Dr Mike J Smith
The Journal of Maps: rationale for its establishment and review of initial operations
The Cartographic Journal, 43(1), 90-96
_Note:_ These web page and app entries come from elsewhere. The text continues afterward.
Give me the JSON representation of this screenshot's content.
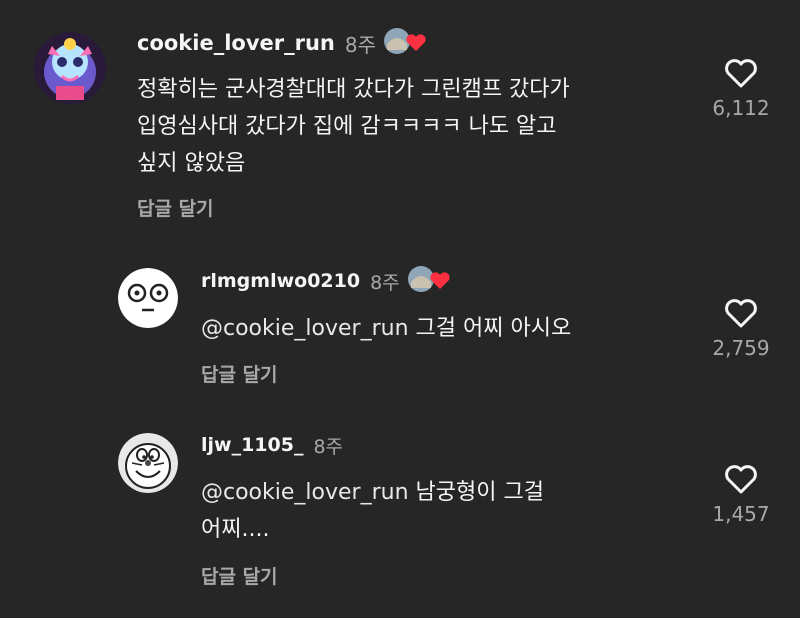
{
  "comments": [
    {
      "username": "cookie_lover_run",
      "time": "8주",
      "text_lines": [
        "정확히는 군사경찰대대 갔다가 그린캠프 갔다가",
        "입영심사대 갔다가 집에 감ㅋㅋㅋㅋ 나도 알고",
        "싶지 않았음"
      ],
      "reply_label": "답글 달기",
      "likes": "6,112"
    },
    {
      "username": "rlmgmlwo0210",
      "time": "8주",
      "mention": "@cookie_lover_run",
      "text_lines": [
        "그걸 어찌 아시오"
      ],
      "reply_label": "답글 달기",
      "likes": "2,759"
    },
    {
      "username": "ljw_1105_",
      "time": "8주",
      "mention": "@cookie_lover_run",
      "text_lines": [
        "남궁형이 그걸",
        "어찌...."
      ],
      "reply_label": "답글 달기",
      "likes": "1,457"
    }
  ],
  "colors": {
    "background": "#262626",
    "text": "#f5f5f5",
    "secondary": "#a8a8a8",
    "heart_badge": "#ff3040"
  }
}
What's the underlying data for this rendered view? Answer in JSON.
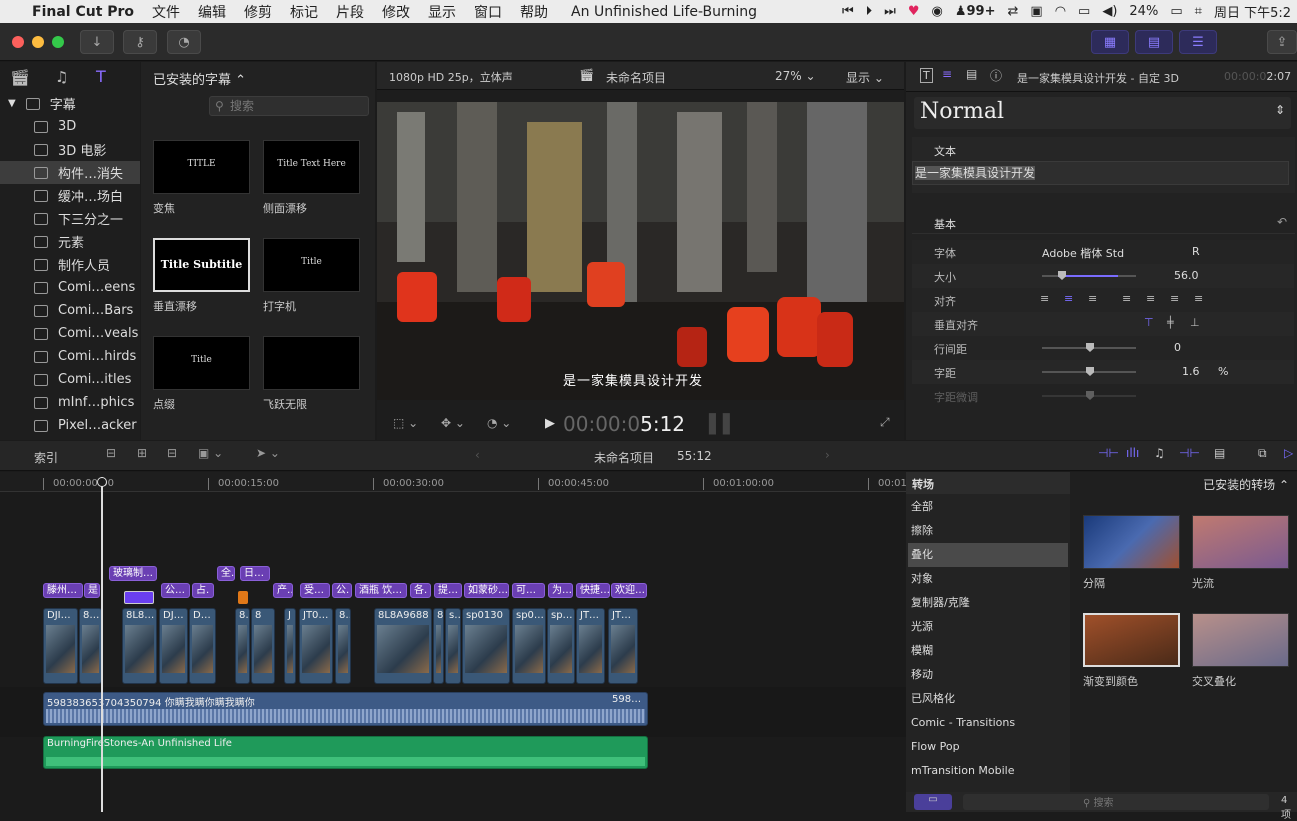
{
  "menubar": {
    "app": "Final Cut Pro",
    "menus": [
      "文件",
      "编辑",
      "修剪",
      "标记",
      "片段",
      "修改",
      "显示",
      "窗口",
      "帮助"
    ],
    "now_playing": "An Unfinished Life-Burning",
    "notif": "99+",
    "battery": "24%",
    "clock": "周日 下午5:2"
  },
  "browser": {
    "sidebar_root": "字幕",
    "sidebar_items": [
      "3D",
      "3D 电影",
      "构件…消失",
      "缓冲…场白",
      "下三分之一",
      "元素",
      "制作人员",
      "Comi…eens",
      "Comi…Bars",
      "Comi…veals",
      "Comi…hirds",
      "Comi…itles",
      "mInf…phics",
      "Pixel…acker"
    ],
    "header": "已安装的字幕",
    "search_placeholder": "搜索",
    "thumbs": [
      {
        "label": "变焦",
        "text": "TITLE"
      },
      {
        "label": "侧面漂移",
        "text": "Title Text Here"
      },
      {
        "label": "垂直漂移",
        "text": "Title Subtitle"
      },
      {
        "label": "打字机",
        "text": "Title"
      },
      {
        "label": "点缀",
        "text": "Title"
      },
      {
        "label": "飞跃无限",
        "text": ""
      }
    ]
  },
  "viewer": {
    "format": "1080p HD 25p，立体声",
    "project": "未命名项目",
    "zoom": "27%",
    "view_menu": "显示",
    "caption": "是一家集模具设计开发",
    "timecode_dim": "00:00:0",
    "timecode": "5:12"
  },
  "inspector": {
    "title": "是一家集模具设计开发 - 自定 3D",
    "time_dim": "00:00:0",
    "time": "2:07",
    "preset": "Normal",
    "text_section": "文本",
    "text_value": "是一家集模具设计开发",
    "basic_section": "基本",
    "rows": [
      {
        "label": "字体",
        "value": "Adobe 楷体 Std",
        "extra": "R"
      },
      {
        "label": "大小",
        "value": "56.0"
      },
      {
        "label": "对齐",
        "value": ""
      },
      {
        "label": "垂直对齐",
        "value": ""
      },
      {
        "label": "行间距",
        "value": "0"
      },
      {
        "label": "字距",
        "value": "1.6",
        "unit": "%"
      },
      {
        "label": "字距微调",
        "value": ""
      }
    ]
  },
  "timeline": {
    "index_tab": "索引",
    "project": "未命名项目",
    "duration": "55:12",
    "ruler": [
      "00:00:00:00",
      "00:00:15:00",
      "00:00:30:00",
      "00:00:45:00",
      "00:01:00:00",
      "00:01:"
    ],
    "titles_upper": [
      "玻璃制…",
      "全.",
      "日…"
    ],
    "titles_lower": [
      "滕州…",
      "是",
      "公…",
      "占.",
      "产…",
      "受…",
      "公.",
      "酒瓶 饮…",
      "各.",
      "提…",
      "如蒙砂…",
      "可…",
      "为…",
      "快捷…",
      "欢迎…"
    ],
    "clips": [
      "DJI…",
      "8…",
      "8L8…",
      "DJ…",
      "D…",
      "8…",
      "8",
      "J",
      "JT0…",
      "8…",
      "8L8A9688",
      "8",
      "s…",
      "sp0130",
      "sp0…",
      "sp…",
      "JT…",
      "JT…"
    ],
    "audio_label": "598383653704350794 你瞒我瞒你瞒我瞒你",
    "audio_label2": "598…",
    "music_label": "BurningFireStones-An Unfinished Life"
  },
  "transitions": {
    "header_left": "转场",
    "header_right": "已安装的转场",
    "categories": [
      "全部",
      "擦除",
      "叠化",
      "对象",
      "复制器/克隆",
      "光源",
      "模糊",
      "移动",
      "已风格化",
      "Comic - Transitions",
      "Flow Pop",
      "mTransition Mobile"
    ],
    "selected": "叠化",
    "items": [
      "分隔",
      "光流",
      "渐变到颜色",
      "交叉叠化"
    ],
    "search_placeholder": "搜索",
    "count": "4 项"
  },
  "colors": {
    "accent": "#6a3fb3",
    "video": "#3a5877",
    "audio": "#3d5a86",
    "music": "#1f9a5a"
  }
}
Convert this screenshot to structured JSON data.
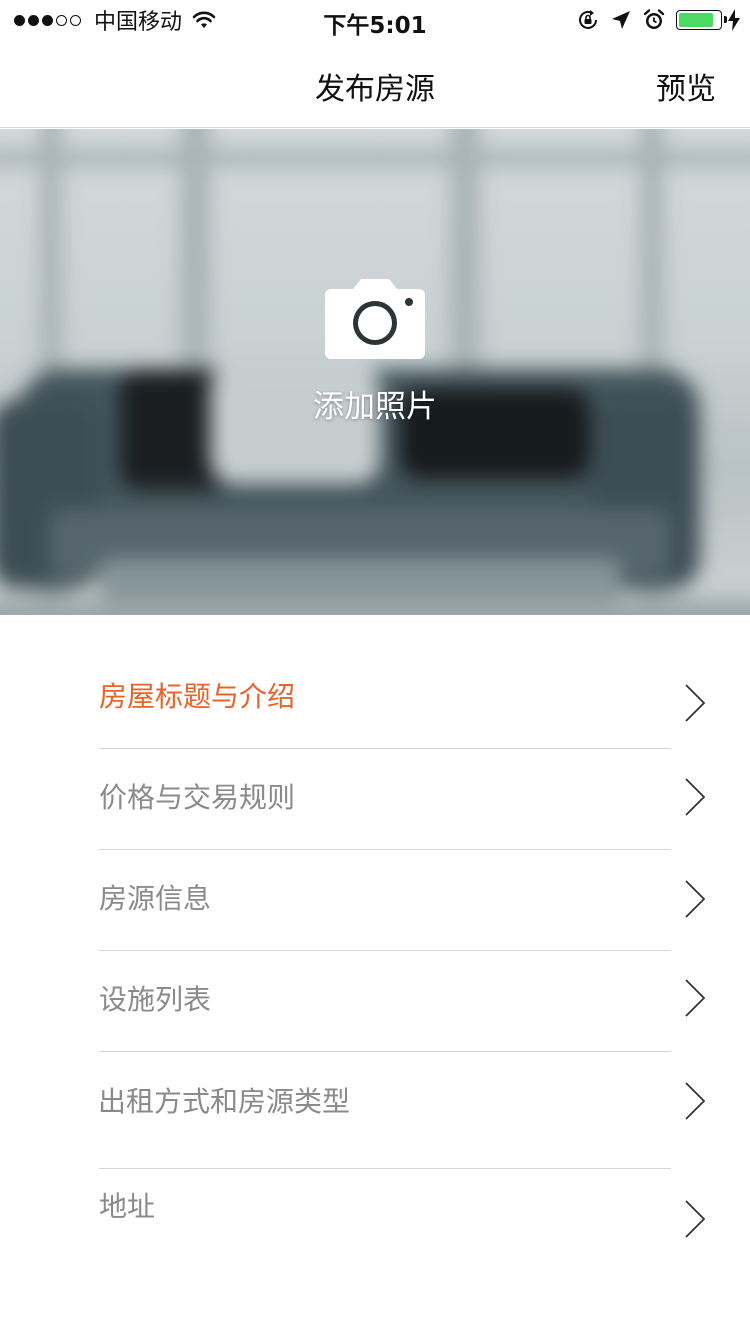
{
  "status_bar": {
    "carrier": "中国移动",
    "time": "下午5:01",
    "signal_bars_filled": 3,
    "signal_bars_total": 5,
    "battery_level": 0.85,
    "icons": [
      "wifi-icon",
      "rotation-lock-icon",
      "location-arrow-icon",
      "alarm-clock-icon",
      "battery-icon",
      "charging-bolt-icon"
    ]
  },
  "nav": {
    "title": "发布房源",
    "preview_label": "预览"
  },
  "hero": {
    "add_photo_label": "添加照片",
    "icon": "camera-icon"
  },
  "menu": {
    "items": [
      {
        "label": "房屋标题与介绍",
        "active": true
      },
      {
        "label": "价格与交易规则",
        "active": false
      },
      {
        "label": "房源信息",
        "active": false
      },
      {
        "label": "设施列表",
        "active": false
      },
      {
        "label": "出租方式和房源类型",
        "active": false
      },
      {
        "label": "地址",
        "active": false
      }
    ],
    "chevron_icon": "chevron-right-icon"
  },
  "colors": {
    "accent": "#e8632a",
    "inactive_text": "#8a8a8a",
    "battery": "#4cd964"
  }
}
Maps have been central to the research goals of spatial disciplines for over 150 years; to store, analyse and present geographical information. This paper outlines the importance of mapping as a fundamental tool of geographical enquiry yet highlights the subsequent decline in their published form. The Journal of Maps (JoM) is an attempt to redress the balance and provide an outlet for publication of maps of all types; an antidote to the malaise in map publication. This paper goes on to provide a review of the development and launch of the journal from its initial inception through to the novel approach of the e-only publication model. After a brief synopsis of papers in the first issue, the difficult question of geospatial data copyright is addressed. Taken within the context of the United Kingdom, the severe restrictions imposed by the Ordnance Survey (OS) mean that map publication, based upon OS data, is at best unlikely. Indeed a paper accepted for publication by JoM was ultimately rejected for infringement of OS licensing. With a wealth of spatial data now available to researchers and cartographers, and an open-access publication channel through JoM, maps are rapidly becoming central to many academic subjects. However issues of licensing and copyright remain central to the future development of the discipline.